*Problem to work on*: Only lines holding the word "false" are wanted from the records; copy all of them.

Items from an interface collection

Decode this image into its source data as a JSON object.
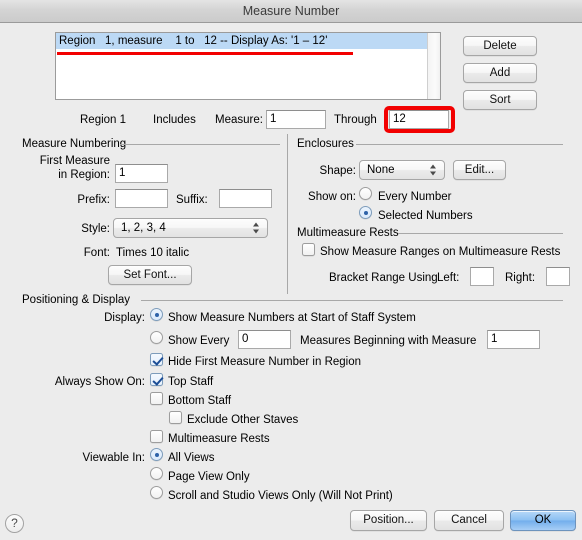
{
  "window": {
    "title": "Measure Number"
  },
  "regions_list": {
    "items": [
      "Region   1, measure    1 to   12 -- Display As: '1 – 12'"
    ],
    "selected_index": 0
  },
  "list_buttons": {
    "delete": "Delete",
    "add": "Add",
    "sort": "Sort"
  },
  "region_row": {
    "region_label": "Region 1",
    "includes_label": "Includes",
    "measure_label": "Measure:",
    "measure_value": "1",
    "through_label": "Through",
    "through_value": "12"
  },
  "measure_numbering": {
    "group_title": "Measure Numbering",
    "first_measure_label_line1": "First Measure",
    "first_measure_label_line2": "in Region:",
    "first_measure_value": "1",
    "prefix_label": "Prefix:",
    "prefix_value": "",
    "suffix_label": "Suffix:",
    "suffix_value": "",
    "style_label": "Style:",
    "style_value": "1, 2, 3, 4",
    "font_label": "Font:",
    "font_value": "Times 10 italic",
    "set_font_button": "Set Font..."
  },
  "enclosures": {
    "group_title": "Enclosures",
    "shape_label": "Shape:",
    "shape_value": "None",
    "edit_button": "Edit...",
    "show_on_label": "Show on:",
    "every_number": "Every Number",
    "selected_numbers": "Selected Numbers",
    "show_on_selected": "selected_numbers"
  },
  "multimeasure_rests": {
    "group_title": "Multimeasure Rests",
    "show_ranges_label": "Show Measure Ranges on Multimeasure Rests",
    "show_ranges_checked": false,
    "bracket_label": "Bracket Range Using",
    "left_label": "Left:",
    "left_value": "",
    "right_label": "Right:",
    "right_value": ""
  },
  "positioning": {
    "group_title": "Positioning & Display",
    "display_label": "Display:",
    "display_option_start_of_system": "Show Measure Numbers at Start of Staff System",
    "display_option_show_every": "Show Every",
    "show_every_value": "0",
    "measures_beginning_label": "Measures Beginning with Measure",
    "beginning_measure_value": "1",
    "display_selected": "start_of_system",
    "hide_first_label": "Hide First Measure Number in Region",
    "hide_first_checked": true,
    "always_show_label": "Always Show On:",
    "top_staff_label": "Top Staff",
    "top_staff_checked": true,
    "bottom_staff_label": "Bottom Staff",
    "bottom_staff_checked": false,
    "exclude_other_staves_label": "Exclude Other Staves",
    "exclude_other_staves_checked": false,
    "multimeasure_rests_label": "Multimeasure Rests",
    "multimeasure_rests_checked": false,
    "viewable_in_label": "Viewable In:",
    "all_views_label": "All Views",
    "page_view_only_label": "Page View Only",
    "scroll_studio_label": "Scroll and Studio Views Only (Will Not Print)",
    "viewable_selected": "all_views"
  },
  "footer": {
    "help": "?",
    "position_button": "Position...",
    "cancel_button": "Cancel",
    "ok_button": "OK"
  },
  "annotations": {
    "highlight_color": "#f20000"
  }
}
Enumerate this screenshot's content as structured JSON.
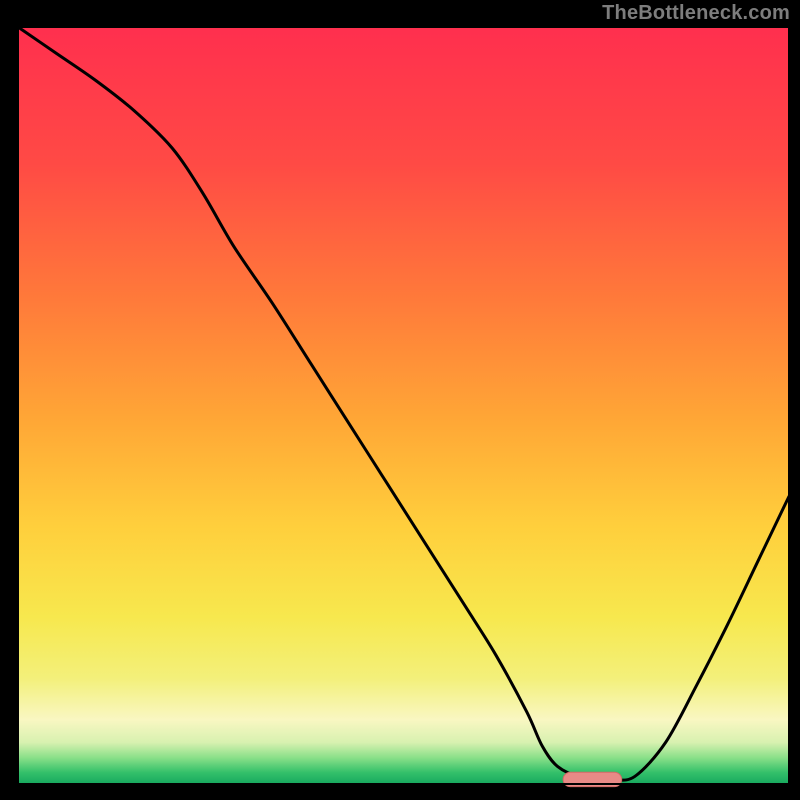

*Written solution*:
    "show_ranges_checked": false,
    "bottom_staff_checked": false,
    "exclude_other_staves_checked": false,
    "multimeasure_rests_checked": false,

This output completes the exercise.